[What you are asked to do]:
From the entries below, extract every line that includes the word "Discovery".

[Dataset excerpts]:
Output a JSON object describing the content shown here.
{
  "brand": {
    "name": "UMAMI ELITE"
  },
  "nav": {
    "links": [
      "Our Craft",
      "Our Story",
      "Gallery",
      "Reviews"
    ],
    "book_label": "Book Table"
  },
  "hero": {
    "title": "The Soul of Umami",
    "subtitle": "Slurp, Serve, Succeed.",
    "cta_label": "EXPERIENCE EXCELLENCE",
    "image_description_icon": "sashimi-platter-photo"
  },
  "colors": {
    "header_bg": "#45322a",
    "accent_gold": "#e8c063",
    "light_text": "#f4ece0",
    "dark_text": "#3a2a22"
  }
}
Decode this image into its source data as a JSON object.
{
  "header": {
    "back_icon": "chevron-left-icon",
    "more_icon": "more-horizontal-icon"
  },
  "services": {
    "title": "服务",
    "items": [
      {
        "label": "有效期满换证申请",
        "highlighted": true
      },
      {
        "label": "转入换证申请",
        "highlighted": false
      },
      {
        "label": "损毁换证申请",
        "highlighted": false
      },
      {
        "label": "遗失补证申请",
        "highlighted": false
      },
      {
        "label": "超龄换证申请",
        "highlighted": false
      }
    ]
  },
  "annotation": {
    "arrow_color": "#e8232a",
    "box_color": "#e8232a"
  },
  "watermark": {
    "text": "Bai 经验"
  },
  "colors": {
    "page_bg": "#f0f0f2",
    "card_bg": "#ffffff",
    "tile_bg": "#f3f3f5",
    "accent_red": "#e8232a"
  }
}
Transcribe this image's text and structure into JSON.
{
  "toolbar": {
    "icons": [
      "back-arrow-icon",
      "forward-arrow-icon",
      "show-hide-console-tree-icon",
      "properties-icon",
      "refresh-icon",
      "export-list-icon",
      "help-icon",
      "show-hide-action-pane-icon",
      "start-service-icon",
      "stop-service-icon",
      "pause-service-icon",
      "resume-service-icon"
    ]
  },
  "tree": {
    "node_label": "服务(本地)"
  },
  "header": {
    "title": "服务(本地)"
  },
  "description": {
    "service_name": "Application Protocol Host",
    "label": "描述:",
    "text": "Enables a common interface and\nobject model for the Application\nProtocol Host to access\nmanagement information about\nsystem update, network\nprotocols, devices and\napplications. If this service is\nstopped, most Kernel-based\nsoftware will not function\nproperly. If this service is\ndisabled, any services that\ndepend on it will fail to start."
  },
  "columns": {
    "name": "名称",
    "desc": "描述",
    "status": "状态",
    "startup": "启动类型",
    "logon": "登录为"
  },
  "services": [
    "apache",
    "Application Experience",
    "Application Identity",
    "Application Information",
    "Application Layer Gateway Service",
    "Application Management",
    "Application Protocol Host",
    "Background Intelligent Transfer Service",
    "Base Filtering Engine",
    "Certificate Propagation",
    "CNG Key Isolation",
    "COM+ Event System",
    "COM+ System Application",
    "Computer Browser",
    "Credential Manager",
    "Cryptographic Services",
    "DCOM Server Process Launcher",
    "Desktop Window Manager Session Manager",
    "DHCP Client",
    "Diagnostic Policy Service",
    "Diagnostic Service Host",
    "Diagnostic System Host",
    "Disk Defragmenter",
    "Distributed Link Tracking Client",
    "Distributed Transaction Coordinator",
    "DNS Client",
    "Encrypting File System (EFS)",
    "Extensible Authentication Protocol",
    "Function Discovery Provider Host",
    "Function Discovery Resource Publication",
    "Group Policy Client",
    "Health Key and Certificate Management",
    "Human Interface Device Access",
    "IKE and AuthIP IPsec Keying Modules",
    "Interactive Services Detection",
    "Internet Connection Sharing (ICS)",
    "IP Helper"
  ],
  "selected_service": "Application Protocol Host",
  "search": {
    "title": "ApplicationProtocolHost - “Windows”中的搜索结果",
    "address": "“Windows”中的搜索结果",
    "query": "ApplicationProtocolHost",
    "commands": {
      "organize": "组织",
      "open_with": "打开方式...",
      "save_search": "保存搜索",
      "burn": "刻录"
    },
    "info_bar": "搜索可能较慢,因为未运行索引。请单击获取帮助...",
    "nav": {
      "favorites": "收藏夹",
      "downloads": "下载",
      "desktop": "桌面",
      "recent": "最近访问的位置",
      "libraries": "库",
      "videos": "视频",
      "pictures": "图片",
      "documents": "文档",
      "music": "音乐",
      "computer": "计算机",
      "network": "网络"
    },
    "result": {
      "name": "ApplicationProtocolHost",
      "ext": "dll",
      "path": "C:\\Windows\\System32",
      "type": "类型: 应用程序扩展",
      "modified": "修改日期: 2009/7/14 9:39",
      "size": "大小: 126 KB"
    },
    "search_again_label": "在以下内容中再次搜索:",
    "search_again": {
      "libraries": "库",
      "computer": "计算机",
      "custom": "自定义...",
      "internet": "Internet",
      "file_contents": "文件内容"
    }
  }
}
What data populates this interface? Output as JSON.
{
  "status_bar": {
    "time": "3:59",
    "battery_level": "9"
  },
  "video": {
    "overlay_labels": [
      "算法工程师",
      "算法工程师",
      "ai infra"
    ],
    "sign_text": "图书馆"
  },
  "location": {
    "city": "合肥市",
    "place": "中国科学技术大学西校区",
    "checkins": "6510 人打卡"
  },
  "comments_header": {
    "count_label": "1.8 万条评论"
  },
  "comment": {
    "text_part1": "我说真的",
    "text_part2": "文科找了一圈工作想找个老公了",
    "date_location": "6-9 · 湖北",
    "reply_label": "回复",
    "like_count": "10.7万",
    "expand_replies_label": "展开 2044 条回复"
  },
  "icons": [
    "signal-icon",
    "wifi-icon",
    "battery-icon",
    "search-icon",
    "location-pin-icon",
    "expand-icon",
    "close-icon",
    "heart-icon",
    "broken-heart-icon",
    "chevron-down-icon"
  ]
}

[Written solution]:
    "Function Discovery Provider Host",
    "Function Discovery Resource Publication",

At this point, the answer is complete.